Excerpts from an interface dataset
[Start of section]

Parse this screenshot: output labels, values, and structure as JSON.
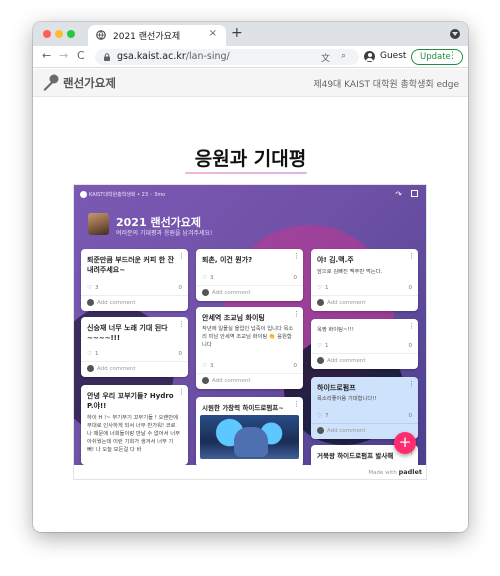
{
  "browser": {
    "tab_title": "2021 랜선가요제",
    "tab_close": "×",
    "new_tab": "+",
    "back": "←",
    "forward": "→",
    "reload": "C",
    "url_host": "gsa.kaist.ac.kr",
    "url_path": "/lan-sing/",
    "translate_icon": "文",
    "zoom_icon": "⌕",
    "profile_label": "Guest",
    "update_label": "Update",
    "menu_icon": "⋮"
  },
  "site": {
    "title": "랜선가요제",
    "subtitle": "제49대 KAIST 대학원 총학생회 edge"
  },
  "main": {
    "heading": "응원과 기대평"
  },
  "padlet": {
    "top_bar": "KAIST대학원총학생회 • 23 ◦ 3mo",
    "share_icon": "↷",
    "title": "2021 랜선가요제",
    "description": "여러분의 기대평과 응원을 남겨주세요!",
    "made_with": "Made with",
    "brand": "padlet",
    "fab": "+",
    "add_comment": "Add comment",
    "cards": [
      {
        "title": "퇴준만큼 부드러운 커피 한 잔 내려주세요~",
        "body": "",
        "likes": "3",
        "comments": "0"
      },
      {
        "title": "신승재 너무 노래 기대 된다 ~~~~!!!",
        "body": "",
        "likes": "1",
        "comments": "0"
      },
      {
        "title": "안녕 우리 꼬부기들? Hydro P.야!!",
        "body": "하이 H !~ 부기부기 꼬부기들 ! 오랜만에 무대로 인사하게 되서 너무 반가워! 코로나 때문에 너희들이랑 만날 수 없어서 너무 아쉬웠는데 이런 기회가 생겨서 너무 기뻐! 나 오늘 모든걸 다 바",
        "likes": "",
        "comments": ""
      },
      {
        "title": "퇴촌, 이건 뭔가?",
        "body": "",
        "likes": "3",
        "comments": "0"
      },
      {
        "title": "안세역 조교님 화이팅",
        "body": "작년에 일몰실 올업인 넙죽이 입니다 목소리 미남 안세역 조교님 화이팅 👏 응원합니다",
        "likes": "3",
        "comments": "0"
      },
      {
        "title": "시원한 가창력 하이드로펌프~",
        "body": "",
        "likes": "",
        "comments": ""
      },
      {
        "title": "야! 김.맥.주",
        "body": "앞으로 김빠진 맥주만 먹는다.",
        "likes": "1",
        "comments": "0"
      },
      {
        "title": "",
        "body": "옥짱 화이팅~!!!",
        "likes": "1",
        "comments": "0"
      },
      {
        "title": "하이드로펌프",
        "body": "목소리좋아용 기대합니다!!",
        "likes": "7",
        "comments": "0"
      },
      {
        "title": "거북왕 하이드로펌프 발사해",
        "body": "",
        "likes": "",
        "comments": ""
      }
    ]
  }
}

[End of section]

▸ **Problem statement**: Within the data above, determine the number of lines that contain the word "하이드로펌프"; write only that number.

▸ **Exercise response**: 3